**Data provided:**
:::

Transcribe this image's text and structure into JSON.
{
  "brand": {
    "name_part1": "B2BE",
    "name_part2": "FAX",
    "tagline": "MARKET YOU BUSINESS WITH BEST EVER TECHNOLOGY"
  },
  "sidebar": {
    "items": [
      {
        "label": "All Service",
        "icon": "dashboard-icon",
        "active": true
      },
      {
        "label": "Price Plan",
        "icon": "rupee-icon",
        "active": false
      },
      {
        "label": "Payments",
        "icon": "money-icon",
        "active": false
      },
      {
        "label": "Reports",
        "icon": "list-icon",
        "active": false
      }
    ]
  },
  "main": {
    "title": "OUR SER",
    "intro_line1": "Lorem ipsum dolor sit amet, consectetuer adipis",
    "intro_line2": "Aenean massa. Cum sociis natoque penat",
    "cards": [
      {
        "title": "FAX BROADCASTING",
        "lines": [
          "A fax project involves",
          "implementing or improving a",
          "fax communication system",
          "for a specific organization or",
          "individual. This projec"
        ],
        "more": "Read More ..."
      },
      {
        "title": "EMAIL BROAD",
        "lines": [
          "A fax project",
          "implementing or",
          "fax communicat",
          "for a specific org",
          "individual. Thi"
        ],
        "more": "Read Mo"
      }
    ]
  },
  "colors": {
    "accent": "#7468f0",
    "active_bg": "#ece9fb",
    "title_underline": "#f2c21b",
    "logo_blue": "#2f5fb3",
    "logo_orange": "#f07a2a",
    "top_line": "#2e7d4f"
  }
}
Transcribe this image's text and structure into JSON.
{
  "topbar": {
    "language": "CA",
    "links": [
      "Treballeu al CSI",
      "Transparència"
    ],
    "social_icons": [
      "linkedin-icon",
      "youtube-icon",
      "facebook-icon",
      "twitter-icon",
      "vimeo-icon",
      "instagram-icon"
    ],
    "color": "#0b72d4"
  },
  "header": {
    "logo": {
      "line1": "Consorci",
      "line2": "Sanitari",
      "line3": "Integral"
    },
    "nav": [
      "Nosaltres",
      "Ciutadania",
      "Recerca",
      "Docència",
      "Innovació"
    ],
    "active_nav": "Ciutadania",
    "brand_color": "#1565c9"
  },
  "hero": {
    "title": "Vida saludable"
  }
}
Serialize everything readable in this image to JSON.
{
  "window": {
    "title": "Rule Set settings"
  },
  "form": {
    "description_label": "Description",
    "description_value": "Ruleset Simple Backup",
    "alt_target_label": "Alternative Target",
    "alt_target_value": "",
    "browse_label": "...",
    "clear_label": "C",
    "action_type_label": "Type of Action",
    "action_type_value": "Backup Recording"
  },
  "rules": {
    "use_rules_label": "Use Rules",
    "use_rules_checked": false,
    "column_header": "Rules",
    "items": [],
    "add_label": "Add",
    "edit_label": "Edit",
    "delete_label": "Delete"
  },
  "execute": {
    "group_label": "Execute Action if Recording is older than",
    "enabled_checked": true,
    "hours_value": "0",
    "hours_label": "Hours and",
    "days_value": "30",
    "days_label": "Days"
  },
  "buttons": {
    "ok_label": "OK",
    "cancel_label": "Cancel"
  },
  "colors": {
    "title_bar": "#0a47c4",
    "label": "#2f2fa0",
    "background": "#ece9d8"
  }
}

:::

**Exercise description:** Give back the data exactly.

**Task output:**
Transcribe this image's text and structure into JSON.
{
  "brand": {
    "name_part1": "B2BE",
    "name_part2": "FAX",
    "tagline": "MARKET YOU BUSINESS WITH BEST EVER TECHNOLOGY"
  },
  "sidebar": {
    "items": [
      {
        "label": "All Service",
        "icon": "dashboard-icon",
        "active": true
      },
      {
        "label": "Price Plan",
        "icon": "rupee-icon",
        "active": false
      },
      {
        "label": "Payments",
        "icon": "money-icon",
        "active": false
      },
      {
        "label": "Reports",
        "icon": "list-icon",
        "active": false
      }
    ]
  },
  "main": {
    "title": "OUR SER",
    "intro_line1": "Lorem ipsum dolor sit amet, consectetuer adipis",
    "intro_line2": "Aenean massa. Cum sociis natoque penat",
    "cards": [
      {
        "title": "FAX BROADCASTING",
        "lines": [
          "A fax project involves",
          "implementing or improving a",
          "fax communication system",
          "for a specific organization or",
          "individual. This projec"
        ],
        "more": "Read More ..."
      },
      {
        "title": "EMAIL BROAD",
        "lines": [
          "A fax project",
          "implementing or",
          "fax communicat",
          "for a specific org",
          "individual. Thi"
        ],
        "more": "Read Mo"
      }
    ]
  },
  "colors": {
    "accent": "#7468f0",
    "active_bg": "#ece9fb",
    "title_underline": "#f2c21b",
    "logo_blue": "#2f5fb3",
    "logo_orange": "#f07a2a",
    "top_line": "#2e7d4f"
  }
}
Transcribe this image's text and structure into JSON.
{
  "topbar": {
    "language": "CA",
    "links": [
      "Treballeu al CSI",
      "Transparència"
    ],
    "social_icons": [
      "linkedin-icon",
      "youtube-icon",
      "facebook-icon",
      "twitter-icon",
      "vimeo-icon",
      "instagram-icon"
    ],
    "color": "#0b72d4"
  },
  "header": {
    "logo": {
      "line1": "Consorci",
      "line2": "Sanitari",
      "line3": "Integral"
    },
    "nav": [
      "Nosaltres",
      "Ciutadania",
      "Recerca",
      "Docència",
      "Innovació"
    ],
    "active_nav": "Ciutadania",
    "brand_color": "#1565c9"
  },
  "hero": {
    "title": "Vida saludable"
  }
}
Serialize everything readable in this image to JSON.
{
  "window": {
    "title": "Rule Set settings"
  },
  "form": {
    "description_label": "Description",
    "description_value": "Ruleset Simple Backup",
    "alt_target_label": "Alternative Target",
    "alt_target_value": "",
    "browse_label": "...",
    "clear_label": "C",
    "action_type_label": "Type of Action",
    "action_type_value": "Backup Recording"
  },
  "rules": {
    "use_rules_label": "Use Rules",
    "use_rules_checked": false,
    "column_header": "Rules",
    "items": [],
    "add_label": "Add",
    "edit_label": "Edit",
    "delete_label": "Delete"
  },
  "execute": {
    "group_label": "Execute Action if Recording is older than",
    "enabled_checked": true,
    "hours_value": "0",
    "hours_label": "Hours and",
    "days_value": "30",
    "days_label": "Days"
  },
  "buttons": {
    "ok_label": "OK",
    "cancel_label": "Cancel"
  },
  "colors": {
    "title_bar": "#0a47c4",
    "label": "#2f2fa0",
    "background": "#ece9d8"
  }
}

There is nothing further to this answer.